--- Data shown ---

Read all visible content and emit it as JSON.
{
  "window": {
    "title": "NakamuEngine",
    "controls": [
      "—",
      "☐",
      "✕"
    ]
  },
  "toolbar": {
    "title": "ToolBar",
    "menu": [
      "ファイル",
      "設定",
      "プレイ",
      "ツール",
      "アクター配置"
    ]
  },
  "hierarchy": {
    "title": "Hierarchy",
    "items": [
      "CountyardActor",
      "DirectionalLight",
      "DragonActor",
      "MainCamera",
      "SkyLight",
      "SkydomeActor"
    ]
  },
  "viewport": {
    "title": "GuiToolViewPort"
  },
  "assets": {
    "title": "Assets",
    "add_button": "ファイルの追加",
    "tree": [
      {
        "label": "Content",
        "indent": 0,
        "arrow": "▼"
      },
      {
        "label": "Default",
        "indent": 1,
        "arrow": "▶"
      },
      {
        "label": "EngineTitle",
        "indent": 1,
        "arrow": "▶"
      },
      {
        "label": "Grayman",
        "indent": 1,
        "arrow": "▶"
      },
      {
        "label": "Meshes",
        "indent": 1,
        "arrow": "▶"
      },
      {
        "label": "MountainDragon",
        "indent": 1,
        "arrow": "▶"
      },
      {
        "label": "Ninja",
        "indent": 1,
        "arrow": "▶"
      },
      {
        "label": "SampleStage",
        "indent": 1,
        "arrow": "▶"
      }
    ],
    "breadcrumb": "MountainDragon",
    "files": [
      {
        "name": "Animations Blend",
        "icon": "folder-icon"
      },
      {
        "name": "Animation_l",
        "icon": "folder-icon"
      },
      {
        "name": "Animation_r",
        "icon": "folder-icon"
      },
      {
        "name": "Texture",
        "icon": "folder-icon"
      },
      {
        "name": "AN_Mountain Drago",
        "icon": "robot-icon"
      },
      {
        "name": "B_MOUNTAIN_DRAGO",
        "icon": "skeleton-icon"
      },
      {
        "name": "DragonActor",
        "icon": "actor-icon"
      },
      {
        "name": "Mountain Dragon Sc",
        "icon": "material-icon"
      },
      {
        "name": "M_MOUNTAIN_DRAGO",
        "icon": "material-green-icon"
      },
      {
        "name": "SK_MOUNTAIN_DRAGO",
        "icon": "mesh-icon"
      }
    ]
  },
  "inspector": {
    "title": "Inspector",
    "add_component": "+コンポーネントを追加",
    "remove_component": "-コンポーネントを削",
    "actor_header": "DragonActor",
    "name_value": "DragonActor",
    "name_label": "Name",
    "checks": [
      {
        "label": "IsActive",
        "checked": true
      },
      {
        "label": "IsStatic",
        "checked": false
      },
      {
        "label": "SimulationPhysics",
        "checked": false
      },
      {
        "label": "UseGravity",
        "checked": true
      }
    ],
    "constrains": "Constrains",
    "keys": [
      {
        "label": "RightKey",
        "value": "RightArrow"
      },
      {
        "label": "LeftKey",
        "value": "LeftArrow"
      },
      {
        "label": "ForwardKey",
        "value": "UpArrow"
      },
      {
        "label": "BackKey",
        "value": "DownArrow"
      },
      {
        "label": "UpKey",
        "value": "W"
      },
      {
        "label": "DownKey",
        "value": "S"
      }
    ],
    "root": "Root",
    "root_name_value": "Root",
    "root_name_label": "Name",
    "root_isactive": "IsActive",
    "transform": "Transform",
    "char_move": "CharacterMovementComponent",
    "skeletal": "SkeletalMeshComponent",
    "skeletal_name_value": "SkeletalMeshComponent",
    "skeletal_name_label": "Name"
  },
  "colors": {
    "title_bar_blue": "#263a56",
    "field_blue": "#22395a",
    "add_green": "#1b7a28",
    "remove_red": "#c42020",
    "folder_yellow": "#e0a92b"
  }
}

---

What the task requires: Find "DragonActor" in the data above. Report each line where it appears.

Answer section:
      "DragonActor",
        "name": "DragonActor",
    "actor_header": "DragonActor",
    "name_value": "DragonActor",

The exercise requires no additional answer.